Though their work generates controversies and awards worldwide, Cuban bloggers are largely unknown here. With Internet access in Cuba restricted to the very few; the nation’s bloggers function as a kind of guerrilla underground. They work as independent agents whose existence heralds a civic re-activation that will modulate the Revolution’s Realpolitik or is that Raulpolitik?
In just the past two years, when least expected, that 2009 assessment has become obsolete: Cubans are now allowed to pay in hard currency for slow (and closely monitored) internet access. But that access was enough for younger generations to speak up, challenging the guardians of the old orthodoxy, aware that the world is now their witness in real time.
An action-based (more than a text-based) collective then began to organize in a neighborhood of Old Havana, the name of which I do want to recall: San Isidro. Despite the attacks of the official press (owned by the Communist Party) and the recent accusations that they are “mercenaries” of Donald Trump promoting a sort of “soft coup,” the group Movimiento San Isidro (MSI) has expanded its cultural influence beyond just the eight members listed on its website to promote freedom of expression in Cuba, among other things.
Of course, these activists will not topple Castro’s military model. No American citizen, regardless of their personal views on U.S.-Cuba policy, should imagine that MSI intellectuals will do (with a couple of mobile phone recharges from abroad) what Pentagon hawks couldn’t (with billions of dollars). But in 2020, in response to the Cuban government’s authoritarian approach to Covid-19, many Cubans joined MSI’s provocative campaigns. The campaigns were aimed at the heart of Cuba’s drama, which is not the affairs of its northern neighbor but the frustration with a fundamentally conservative single-party regime.
Susan Sontag once dismissed Communism as “Fascism with a human face.” In 2009, like a Don Quixote who dreamed the Plaza de la Revolucion was his windmill, I wrote:
THE STATE HAS NOT YET PASSED SPECIFIC LAWS
against a phenomenon as new as blogging, although the habit of accusing critical voices of being “capitalism ‘s useful idiots” or “mercenaries of enemy propaganda” can serve as a brake on free expression…There are also legal warnings issued for “peligrosidad predelictiva,” or” dangerous inclination toward criminality” that [have] been used to arrest and harass , but not yet convict.

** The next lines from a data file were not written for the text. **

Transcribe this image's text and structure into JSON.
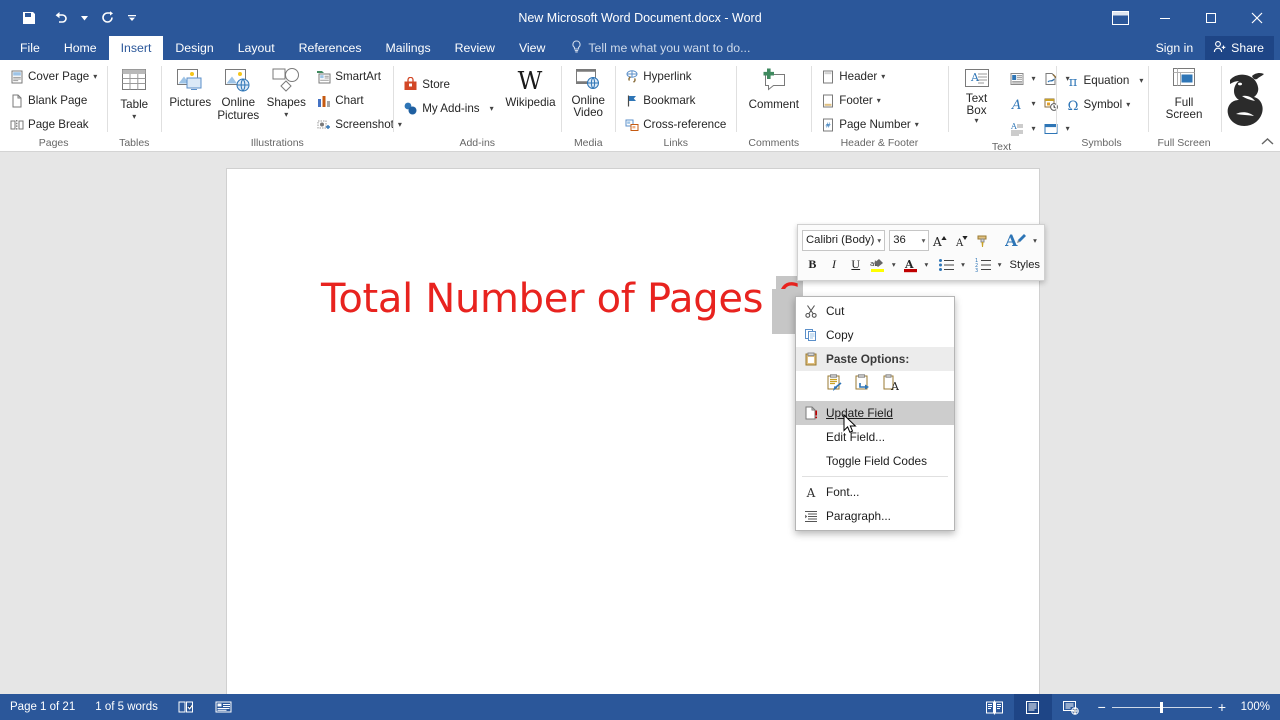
{
  "titlebar": {
    "document_title": "New Microsoft Word Document.docx - Word",
    "quick_access": [
      {
        "name": "save-icon",
        "label": "Save"
      },
      {
        "name": "undo-icon",
        "label": "Undo"
      },
      {
        "name": "redo-icon",
        "label": "Redo"
      },
      {
        "name": "customize-qat-icon",
        "label": "Customize Quick Access Toolbar"
      }
    ],
    "ribbon_display_options": "Ribbon Display Options",
    "minimize": "Minimize",
    "restore": "Restore Down",
    "close": "Close"
  },
  "tabs": [
    {
      "label": "File",
      "active": false
    },
    {
      "label": "Home",
      "active": false
    },
    {
      "label": "Insert",
      "active": true
    },
    {
      "label": "Design",
      "active": false
    },
    {
      "label": "Layout",
      "active": false
    },
    {
      "label": "References",
      "active": false
    },
    {
      "label": "Mailings",
      "active": false
    },
    {
      "label": "Review",
      "active": false
    },
    {
      "label": "View",
      "active": false
    }
  ],
  "tellme": {
    "placeholder": "Tell me what you want to do..."
  },
  "account": {
    "signin": "Sign in",
    "share": "Share"
  },
  "ribbon": {
    "groups": [
      {
        "label": "Pages",
        "items": [
          {
            "label": "Cover Page",
            "icon": "cover-page-icon",
            "dropdown": true
          },
          {
            "label": "Blank Page",
            "icon": "blank-page-icon",
            "dropdown": false
          },
          {
            "label": "Page Break",
            "icon": "page-break-icon",
            "dropdown": false
          }
        ]
      },
      {
        "label": "Tables",
        "items": [
          {
            "label": "Table",
            "icon": "table-icon",
            "dropdown": true
          }
        ]
      },
      {
        "label": "Illustrations",
        "items": [
          {
            "label": "Pictures",
            "icon": "pictures-icon",
            "dropdown": false
          },
          {
            "label": "Online Pictures",
            "icon": "online-pictures-icon",
            "dropdown": false
          },
          {
            "label": "Shapes",
            "icon": "shapes-icon",
            "dropdown": true
          },
          {
            "label": "SmartArt",
            "icon": "smartart-icon",
            "dropdown": false
          },
          {
            "label": "Chart",
            "icon": "chart-icon",
            "dropdown": false
          },
          {
            "label": "Screenshot",
            "icon": "screenshot-icon",
            "dropdown": true
          }
        ]
      },
      {
        "label": "Add-ins",
        "items": [
          {
            "label": "Store",
            "icon": "store-icon",
            "dropdown": false
          },
          {
            "label": "My Add-ins",
            "icon": "my-addins-icon",
            "dropdown": true
          },
          {
            "label": "Wikipedia",
            "icon": "wikipedia-icon",
            "dropdown": false
          }
        ]
      },
      {
        "label": "Media",
        "items": [
          {
            "label": "Online Video",
            "icon": "online-video-icon",
            "dropdown": false
          }
        ]
      },
      {
        "label": "Links",
        "items": [
          {
            "label": "Hyperlink",
            "icon": "hyperlink-icon",
            "dropdown": false
          },
          {
            "label": "Bookmark",
            "icon": "bookmark-icon",
            "dropdown": false
          },
          {
            "label": "Cross-reference",
            "icon": "cross-reference-icon",
            "dropdown": false
          }
        ]
      },
      {
        "label": "Comments",
        "items": [
          {
            "label": "Comment",
            "icon": "comment-icon",
            "dropdown": false
          }
        ]
      },
      {
        "label": "Header & Footer",
        "items": [
          {
            "label": "Header",
            "icon": "header-icon",
            "dropdown": true
          },
          {
            "label": "Footer",
            "icon": "footer-icon",
            "dropdown": true
          },
          {
            "label": "Page Number",
            "icon": "page-number-icon",
            "dropdown": true
          }
        ]
      },
      {
        "label": "Text",
        "items": [
          {
            "label": "Text Box",
            "icon": "text-box-icon",
            "dropdown": true
          },
          {
            "label": "Drop Cap",
            "icon": "drop-cap-icon",
            "dropdown": true
          },
          {
            "label": "WordArt",
            "icon": "wordart-icon",
            "dropdown": true
          },
          {
            "label": "Quick Parts",
            "icon": "quick-parts-icon",
            "dropdown": true
          },
          {
            "label": "Signature Line",
            "icon": "signature-line-icon",
            "dropdown": true
          },
          {
            "label": "Date & Time",
            "icon": "date-time-icon",
            "dropdown": false
          },
          {
            "label": "Object",
            "icon": "object-icon",
            "dropdown": true
          }
        ]
      },
      {
        "label": "Symbols",
        "items": [
          {
            "label": "Equation",
            "icon": "equation-icon",
            "dropdown": true
          },
          {
            "label": "Symbol",
            "icon": "symbol-icon",
            "dropdown": true
          }
        ]
      },
      {
        "label": "Full Screen",
        "items": [
          {
            "label": "Full Screen",
            "icon": "full-screen-icon",
            "dropdown": false
          }
        ]
      }
    ],
    "collapse": "Collapse the Ribbon",
    "decoration": "dragon-graphic"
  },
  "mini_toolbar": {
    "font_name": "Calibri (Body)",
    "font_size": "36",
    "grow_font": "A",
    "shrink_font": "A",
    "format_painter": "format-painter",
    "styles_label": "Styles",
    "bold": "B",
    "italic": "I",
    "underline": "U"
  },
  "context_menu": {
    "items": [
      {
        "label": "Cut",
        "icon": "cut-icon",
        "type": "item",
        "highlighted": false
      },
      {
        "label": "Copy",
        "icon": "copy-icon",
        "type": "item",
        "highlighted": false
      },
      {
        "label": "Paste Options:",
        "icon": "paste-icon",
        "type": "header",
        "highlighted": false
      },
      {
        "label": "",
        "type": "paste-icons",
        "icons": [
          "keep-source-formatting-icon",
          "merge-formatting-icon",
          "keep-text-only-icon"
        ]
      },
      {
        "label": "Update Field",
        "icon": "update-field-icon",
        "type": "item",
        "highlighted": true
      },
      {
        "label": "Edit Field...",
        "icon": "",
        "type": "item",
        "highlighted": false
      },
      {
        "label": "Toggle Field Codes",
        "icon": "",
        "type": "item",
        "highlighted": false
      },
      {
        "label": "Font...",
        "icon": "font-icon",
        "type": "item",
        "highlighted": false
      },
      {
        "label": "Paragraph...",
        "icon": "paragraph-icon",
        "type": "item",
        "highlighted": false
      }
    ]
  },
  "document": {
    "heading_text": "Total Number of Pages ",
    "field_value": "6",
    "text_color": "#e8231f"
  },
  "statusbar": {
    "page": "Page 1 of 21",
    "words": "1 of 5 words",
    "proofing_icon": "proofing-errors-icon",
    "macro_icon": "macro-recording-icon",
    "views": [
      {
        "name": "read-mode-icon",
        "active": false
      },
      {
        "name": "print-layout-icon",
        "active": true
      },
      {
        "name": "web-layout-icon",
        "active": false
      }
    ],
    "zoom_out": "−",
    "zoom_in": "+",
    "zoom_level": "100%"
  }
}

Today, the Cuban regime ‘s laws are being manipulated to charge the members of MSI with crimes. On November 11, the rapper Denis Solis was summarily sentenced to eight months in a maximum-security prison for “contempt.” Solis first ran afoul of the state after publishing his 2018 protest song ” Sociedad Condenada” (“Condemned Society”) online. This time Solis called a policeman who had entered his house without a warrant a “chicken in uniform,” an encounter he captured on his phone and posted to social media, for which he was incarcerated.
The government’s treatment of Solis helped spur hundreds of peaceful protesters to gather outside the Ministry of Culture in Havana on Nov. 27, 2020, all day long until midnight. The campaign, calling itself 27N, came together to demand respect for independent cultural spaces, as well as a stop to all censorship and coercion against Cuban citizens. A delegation of demonstrators was reluctantly received by Vice Minister Fernando Rojas, and promises were made in exchange for clearing the crowd.
The next day, however, that verbal agreement was broken on national television by Rojas himself, who ridiculed MSI and threatened to prosecute its members. The leaders of the Cuban Revolution never directly respond to public pressure. Instead, they demonize dialogue as a sign of weakness. Consequently, the harassment has intensified- including the illegal confinement of MSI members in their homes, who are now detained if they attempt to step outside.
I am proud knowing that what bloggers tried 10 years ago has been taken up by MSI. But I also fear that the new generations might be forced to “commit exile,” as I was. Small “d” democrats have a moral duty to engage. Otherwise, efforts like MSI and 27N, whose desires defy despotism and whose poetry challenges power, will collapse under the repression of the Western Hemisphere’s most undemocratic government.